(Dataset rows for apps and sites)

--- --- ---

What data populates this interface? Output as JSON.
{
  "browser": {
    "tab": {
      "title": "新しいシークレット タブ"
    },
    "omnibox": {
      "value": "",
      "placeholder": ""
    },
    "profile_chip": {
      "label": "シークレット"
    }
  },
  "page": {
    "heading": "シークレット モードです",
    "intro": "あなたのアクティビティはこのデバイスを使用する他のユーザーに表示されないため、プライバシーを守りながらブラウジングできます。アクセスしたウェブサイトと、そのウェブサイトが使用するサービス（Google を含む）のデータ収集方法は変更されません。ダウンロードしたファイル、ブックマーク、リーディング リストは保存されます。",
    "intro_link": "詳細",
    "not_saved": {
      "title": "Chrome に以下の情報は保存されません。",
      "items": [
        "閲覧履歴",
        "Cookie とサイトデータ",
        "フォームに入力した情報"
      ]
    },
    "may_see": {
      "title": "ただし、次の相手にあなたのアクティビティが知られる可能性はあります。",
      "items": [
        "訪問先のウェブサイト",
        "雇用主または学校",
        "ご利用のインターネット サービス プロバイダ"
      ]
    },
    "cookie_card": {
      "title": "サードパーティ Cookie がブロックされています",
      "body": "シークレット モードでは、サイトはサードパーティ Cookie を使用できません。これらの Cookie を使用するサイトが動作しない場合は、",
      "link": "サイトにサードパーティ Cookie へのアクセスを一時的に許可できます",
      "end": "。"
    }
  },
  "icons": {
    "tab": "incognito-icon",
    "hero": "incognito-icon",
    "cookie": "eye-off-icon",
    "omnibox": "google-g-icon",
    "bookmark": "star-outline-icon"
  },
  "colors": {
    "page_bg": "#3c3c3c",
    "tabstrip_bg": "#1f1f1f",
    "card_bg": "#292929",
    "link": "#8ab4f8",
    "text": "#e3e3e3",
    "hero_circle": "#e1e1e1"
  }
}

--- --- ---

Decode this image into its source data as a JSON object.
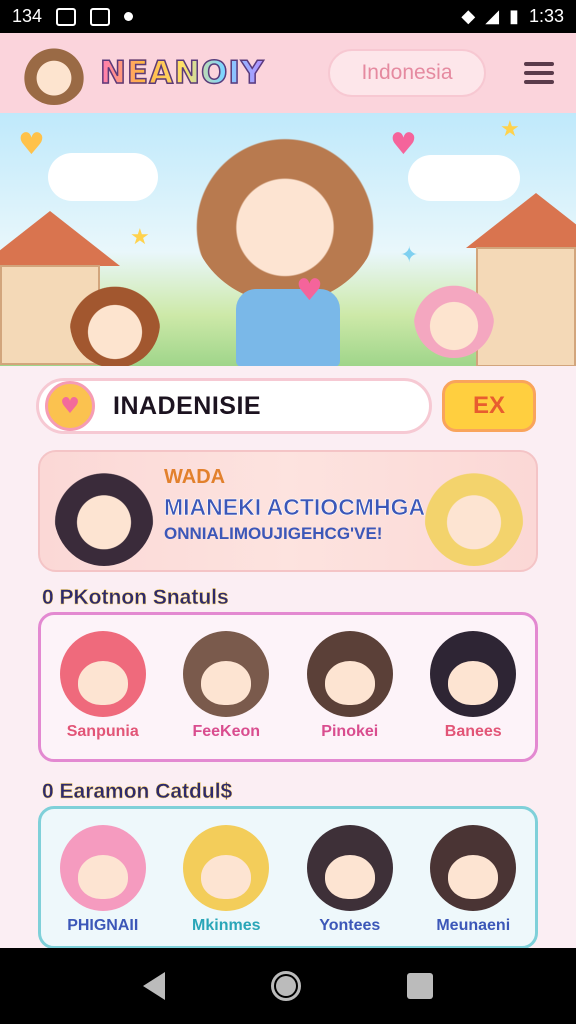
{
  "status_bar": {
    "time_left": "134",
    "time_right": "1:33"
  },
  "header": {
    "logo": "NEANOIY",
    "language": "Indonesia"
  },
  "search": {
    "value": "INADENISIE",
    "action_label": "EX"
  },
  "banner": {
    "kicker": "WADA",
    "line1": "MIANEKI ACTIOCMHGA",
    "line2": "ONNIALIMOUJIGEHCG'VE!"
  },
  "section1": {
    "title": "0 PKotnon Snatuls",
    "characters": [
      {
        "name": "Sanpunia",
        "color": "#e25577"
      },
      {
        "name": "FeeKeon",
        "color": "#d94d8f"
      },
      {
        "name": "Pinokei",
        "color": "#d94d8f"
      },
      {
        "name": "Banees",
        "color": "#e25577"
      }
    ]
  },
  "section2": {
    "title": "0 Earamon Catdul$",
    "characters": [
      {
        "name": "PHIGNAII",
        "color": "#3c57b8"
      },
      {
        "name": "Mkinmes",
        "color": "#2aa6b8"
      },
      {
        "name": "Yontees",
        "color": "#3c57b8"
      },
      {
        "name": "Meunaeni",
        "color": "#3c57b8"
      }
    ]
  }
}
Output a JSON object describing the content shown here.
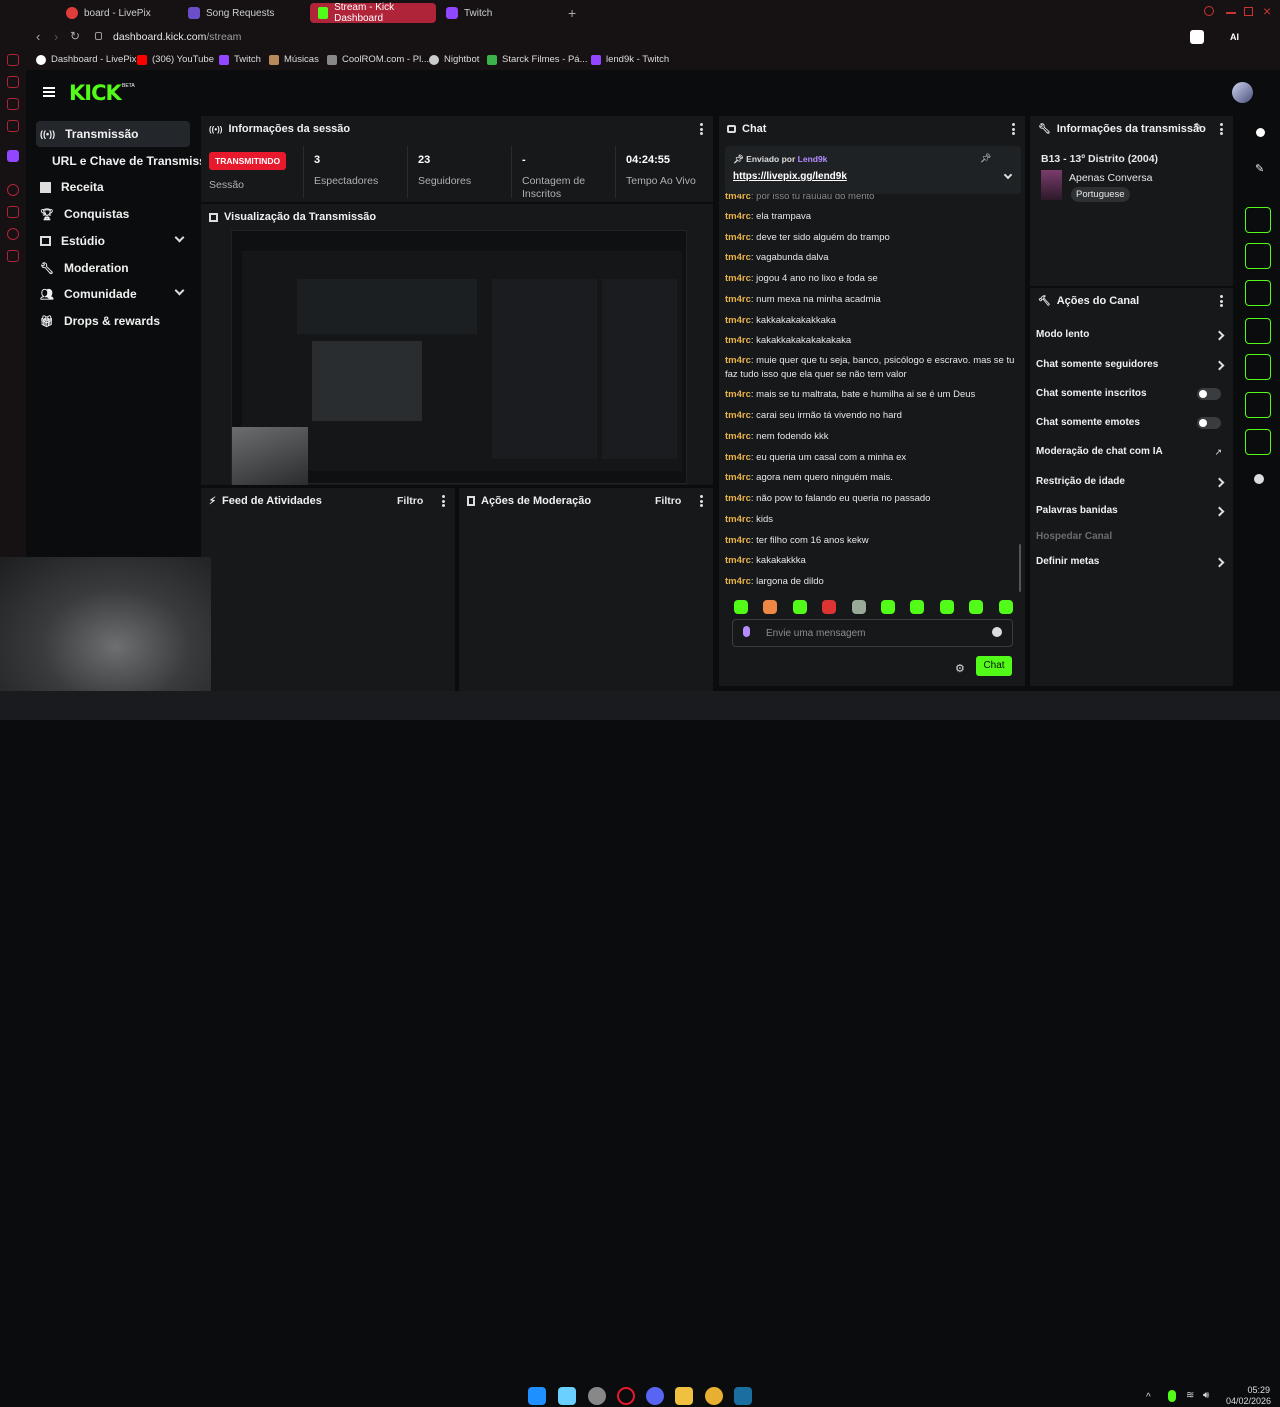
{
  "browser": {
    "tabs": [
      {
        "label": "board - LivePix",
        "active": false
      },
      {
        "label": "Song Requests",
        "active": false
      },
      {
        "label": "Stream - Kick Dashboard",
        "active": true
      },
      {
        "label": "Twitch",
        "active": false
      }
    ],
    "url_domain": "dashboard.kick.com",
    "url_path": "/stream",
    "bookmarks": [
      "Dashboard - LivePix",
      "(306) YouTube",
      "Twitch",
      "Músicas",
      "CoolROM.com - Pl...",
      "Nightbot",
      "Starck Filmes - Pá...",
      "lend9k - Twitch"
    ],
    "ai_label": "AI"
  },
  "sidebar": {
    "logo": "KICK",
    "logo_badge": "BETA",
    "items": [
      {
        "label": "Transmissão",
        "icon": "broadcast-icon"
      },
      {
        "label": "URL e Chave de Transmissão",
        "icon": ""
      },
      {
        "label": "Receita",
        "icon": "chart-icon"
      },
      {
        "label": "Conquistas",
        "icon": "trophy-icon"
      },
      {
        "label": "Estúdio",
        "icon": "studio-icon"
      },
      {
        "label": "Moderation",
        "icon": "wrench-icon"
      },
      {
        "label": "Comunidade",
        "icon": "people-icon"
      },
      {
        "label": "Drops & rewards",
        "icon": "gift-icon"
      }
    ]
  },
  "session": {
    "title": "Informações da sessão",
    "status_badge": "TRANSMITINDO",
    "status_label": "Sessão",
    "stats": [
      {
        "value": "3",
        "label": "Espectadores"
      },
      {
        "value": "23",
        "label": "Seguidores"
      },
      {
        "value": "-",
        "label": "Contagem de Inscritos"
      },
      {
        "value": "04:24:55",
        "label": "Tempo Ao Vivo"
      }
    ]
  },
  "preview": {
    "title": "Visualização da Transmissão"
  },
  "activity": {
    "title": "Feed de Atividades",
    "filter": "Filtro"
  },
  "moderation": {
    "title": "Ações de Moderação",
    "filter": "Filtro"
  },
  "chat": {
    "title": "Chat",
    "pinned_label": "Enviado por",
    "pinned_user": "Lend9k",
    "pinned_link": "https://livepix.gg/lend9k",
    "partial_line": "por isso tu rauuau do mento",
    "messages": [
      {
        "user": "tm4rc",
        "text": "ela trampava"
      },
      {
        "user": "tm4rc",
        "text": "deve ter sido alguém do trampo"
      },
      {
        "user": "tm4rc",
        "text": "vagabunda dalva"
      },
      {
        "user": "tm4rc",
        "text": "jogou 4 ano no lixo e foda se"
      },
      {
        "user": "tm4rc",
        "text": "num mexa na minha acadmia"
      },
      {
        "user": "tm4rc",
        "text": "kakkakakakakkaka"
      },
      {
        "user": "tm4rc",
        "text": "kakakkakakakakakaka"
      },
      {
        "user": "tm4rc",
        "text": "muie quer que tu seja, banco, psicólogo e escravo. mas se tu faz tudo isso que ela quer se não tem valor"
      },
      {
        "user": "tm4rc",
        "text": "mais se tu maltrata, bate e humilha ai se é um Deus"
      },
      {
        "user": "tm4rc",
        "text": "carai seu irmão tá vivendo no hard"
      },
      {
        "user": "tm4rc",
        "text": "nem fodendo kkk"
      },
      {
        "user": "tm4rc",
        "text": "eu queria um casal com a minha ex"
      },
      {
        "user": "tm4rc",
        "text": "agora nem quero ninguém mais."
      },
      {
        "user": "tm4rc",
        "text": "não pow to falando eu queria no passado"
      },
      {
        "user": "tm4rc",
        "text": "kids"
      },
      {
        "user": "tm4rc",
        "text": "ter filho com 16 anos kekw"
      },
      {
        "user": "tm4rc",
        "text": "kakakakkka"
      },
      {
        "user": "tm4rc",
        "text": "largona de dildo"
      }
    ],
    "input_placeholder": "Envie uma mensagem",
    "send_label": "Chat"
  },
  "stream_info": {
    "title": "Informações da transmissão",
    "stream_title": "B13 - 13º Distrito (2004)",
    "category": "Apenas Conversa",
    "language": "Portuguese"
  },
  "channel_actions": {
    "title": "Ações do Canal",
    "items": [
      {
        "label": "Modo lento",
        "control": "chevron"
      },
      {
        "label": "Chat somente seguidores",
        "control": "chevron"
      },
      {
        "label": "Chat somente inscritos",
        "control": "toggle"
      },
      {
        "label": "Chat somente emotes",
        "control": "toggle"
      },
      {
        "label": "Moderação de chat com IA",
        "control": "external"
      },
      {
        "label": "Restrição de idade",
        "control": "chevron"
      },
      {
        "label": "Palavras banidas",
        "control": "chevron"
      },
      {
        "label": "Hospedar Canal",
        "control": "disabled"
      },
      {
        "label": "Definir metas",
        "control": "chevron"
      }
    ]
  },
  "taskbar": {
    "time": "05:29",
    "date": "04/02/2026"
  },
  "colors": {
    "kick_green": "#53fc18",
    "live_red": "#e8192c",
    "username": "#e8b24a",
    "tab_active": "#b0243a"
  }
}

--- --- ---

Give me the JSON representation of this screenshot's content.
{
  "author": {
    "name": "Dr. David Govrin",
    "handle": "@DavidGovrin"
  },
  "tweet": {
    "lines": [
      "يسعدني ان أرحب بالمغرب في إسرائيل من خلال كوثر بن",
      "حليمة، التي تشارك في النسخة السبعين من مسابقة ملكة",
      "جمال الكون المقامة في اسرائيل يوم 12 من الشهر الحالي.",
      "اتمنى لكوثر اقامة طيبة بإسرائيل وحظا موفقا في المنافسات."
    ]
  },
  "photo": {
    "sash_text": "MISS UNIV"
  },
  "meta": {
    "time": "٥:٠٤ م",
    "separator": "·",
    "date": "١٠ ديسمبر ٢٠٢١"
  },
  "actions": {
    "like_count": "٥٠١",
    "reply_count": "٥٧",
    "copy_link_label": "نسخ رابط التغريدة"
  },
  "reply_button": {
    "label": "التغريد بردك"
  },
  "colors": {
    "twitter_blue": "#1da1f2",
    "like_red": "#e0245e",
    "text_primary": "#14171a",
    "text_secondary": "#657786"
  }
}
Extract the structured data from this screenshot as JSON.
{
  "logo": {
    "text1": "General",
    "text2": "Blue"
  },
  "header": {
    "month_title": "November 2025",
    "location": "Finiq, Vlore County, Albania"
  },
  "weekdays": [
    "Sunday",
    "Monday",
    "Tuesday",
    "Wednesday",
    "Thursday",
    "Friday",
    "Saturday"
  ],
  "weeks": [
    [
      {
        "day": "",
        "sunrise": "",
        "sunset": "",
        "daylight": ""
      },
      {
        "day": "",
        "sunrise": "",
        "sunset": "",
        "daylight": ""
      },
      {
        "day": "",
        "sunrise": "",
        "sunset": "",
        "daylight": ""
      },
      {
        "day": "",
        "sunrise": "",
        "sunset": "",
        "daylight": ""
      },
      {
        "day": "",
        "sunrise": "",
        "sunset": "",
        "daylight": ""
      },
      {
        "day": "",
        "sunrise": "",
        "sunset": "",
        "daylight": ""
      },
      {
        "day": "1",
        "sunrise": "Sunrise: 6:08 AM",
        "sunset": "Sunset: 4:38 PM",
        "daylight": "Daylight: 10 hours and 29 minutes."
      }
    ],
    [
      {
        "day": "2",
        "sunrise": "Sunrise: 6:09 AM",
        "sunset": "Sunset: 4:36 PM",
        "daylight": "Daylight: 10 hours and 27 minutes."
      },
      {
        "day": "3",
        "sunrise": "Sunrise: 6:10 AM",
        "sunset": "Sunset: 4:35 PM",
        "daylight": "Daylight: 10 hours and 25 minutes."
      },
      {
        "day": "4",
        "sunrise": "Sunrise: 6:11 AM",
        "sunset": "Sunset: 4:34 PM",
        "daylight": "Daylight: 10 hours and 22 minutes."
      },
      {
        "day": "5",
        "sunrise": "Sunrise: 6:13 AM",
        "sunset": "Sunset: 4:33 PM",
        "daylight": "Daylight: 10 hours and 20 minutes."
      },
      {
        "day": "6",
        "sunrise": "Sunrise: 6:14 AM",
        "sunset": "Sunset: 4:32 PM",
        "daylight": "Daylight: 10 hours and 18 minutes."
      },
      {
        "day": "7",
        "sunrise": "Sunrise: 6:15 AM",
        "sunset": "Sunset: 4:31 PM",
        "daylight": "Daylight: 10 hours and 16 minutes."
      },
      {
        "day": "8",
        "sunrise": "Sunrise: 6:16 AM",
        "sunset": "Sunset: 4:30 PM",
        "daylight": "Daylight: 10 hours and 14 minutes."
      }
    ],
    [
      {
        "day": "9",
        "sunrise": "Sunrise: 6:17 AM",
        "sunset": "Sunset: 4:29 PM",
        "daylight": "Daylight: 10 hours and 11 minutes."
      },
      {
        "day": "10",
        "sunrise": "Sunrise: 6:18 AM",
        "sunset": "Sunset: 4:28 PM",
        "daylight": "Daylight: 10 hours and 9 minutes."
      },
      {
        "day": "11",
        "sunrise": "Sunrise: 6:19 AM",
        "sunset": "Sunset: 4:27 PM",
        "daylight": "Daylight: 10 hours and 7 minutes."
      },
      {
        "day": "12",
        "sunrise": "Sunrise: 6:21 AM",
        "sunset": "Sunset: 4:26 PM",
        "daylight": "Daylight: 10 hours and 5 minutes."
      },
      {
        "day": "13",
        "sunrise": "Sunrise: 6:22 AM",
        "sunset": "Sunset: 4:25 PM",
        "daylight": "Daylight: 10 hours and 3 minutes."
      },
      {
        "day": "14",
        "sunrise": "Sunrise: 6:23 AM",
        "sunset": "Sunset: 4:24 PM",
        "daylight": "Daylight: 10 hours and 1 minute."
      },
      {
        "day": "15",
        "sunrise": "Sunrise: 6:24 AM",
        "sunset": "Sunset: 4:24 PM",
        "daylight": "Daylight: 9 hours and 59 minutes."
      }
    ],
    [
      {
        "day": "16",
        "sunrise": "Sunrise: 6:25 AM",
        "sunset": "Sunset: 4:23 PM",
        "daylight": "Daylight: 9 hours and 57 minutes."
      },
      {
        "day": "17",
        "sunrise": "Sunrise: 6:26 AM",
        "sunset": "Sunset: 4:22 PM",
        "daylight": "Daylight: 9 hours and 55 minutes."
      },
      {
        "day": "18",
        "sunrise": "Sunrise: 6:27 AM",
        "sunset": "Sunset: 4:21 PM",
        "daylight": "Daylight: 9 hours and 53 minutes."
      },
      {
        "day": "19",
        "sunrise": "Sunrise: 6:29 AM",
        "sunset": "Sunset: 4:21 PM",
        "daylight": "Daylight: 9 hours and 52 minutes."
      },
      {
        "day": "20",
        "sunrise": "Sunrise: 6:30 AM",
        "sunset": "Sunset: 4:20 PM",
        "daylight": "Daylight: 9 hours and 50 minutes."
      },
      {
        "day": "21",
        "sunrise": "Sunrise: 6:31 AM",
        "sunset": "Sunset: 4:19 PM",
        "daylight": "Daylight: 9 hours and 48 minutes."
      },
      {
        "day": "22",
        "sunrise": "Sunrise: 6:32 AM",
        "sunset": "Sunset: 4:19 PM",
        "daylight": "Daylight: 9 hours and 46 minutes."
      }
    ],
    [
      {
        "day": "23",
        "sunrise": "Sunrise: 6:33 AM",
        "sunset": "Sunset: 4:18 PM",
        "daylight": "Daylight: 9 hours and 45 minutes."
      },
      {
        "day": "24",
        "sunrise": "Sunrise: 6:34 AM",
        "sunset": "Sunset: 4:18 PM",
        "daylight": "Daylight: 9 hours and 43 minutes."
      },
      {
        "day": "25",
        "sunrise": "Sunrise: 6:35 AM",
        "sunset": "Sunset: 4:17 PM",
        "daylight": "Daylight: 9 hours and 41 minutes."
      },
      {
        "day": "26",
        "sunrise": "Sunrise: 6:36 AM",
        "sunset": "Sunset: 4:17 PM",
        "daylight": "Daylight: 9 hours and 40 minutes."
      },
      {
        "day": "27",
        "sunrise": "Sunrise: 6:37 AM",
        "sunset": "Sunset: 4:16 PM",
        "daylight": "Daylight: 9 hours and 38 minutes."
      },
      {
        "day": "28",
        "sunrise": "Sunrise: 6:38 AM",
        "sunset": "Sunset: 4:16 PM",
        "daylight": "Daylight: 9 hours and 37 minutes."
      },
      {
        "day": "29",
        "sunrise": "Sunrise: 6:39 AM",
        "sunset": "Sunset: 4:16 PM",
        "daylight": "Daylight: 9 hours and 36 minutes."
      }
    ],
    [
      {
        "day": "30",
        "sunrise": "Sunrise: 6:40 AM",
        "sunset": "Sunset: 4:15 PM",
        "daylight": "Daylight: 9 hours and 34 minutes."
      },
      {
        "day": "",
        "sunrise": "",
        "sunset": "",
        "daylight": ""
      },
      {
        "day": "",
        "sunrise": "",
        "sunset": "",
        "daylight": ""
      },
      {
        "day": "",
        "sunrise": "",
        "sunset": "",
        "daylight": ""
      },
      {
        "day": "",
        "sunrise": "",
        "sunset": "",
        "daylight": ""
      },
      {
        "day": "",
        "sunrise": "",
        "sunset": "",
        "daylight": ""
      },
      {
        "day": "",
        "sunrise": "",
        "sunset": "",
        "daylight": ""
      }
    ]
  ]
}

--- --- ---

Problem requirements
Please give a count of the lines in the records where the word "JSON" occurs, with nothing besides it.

Exercise output
5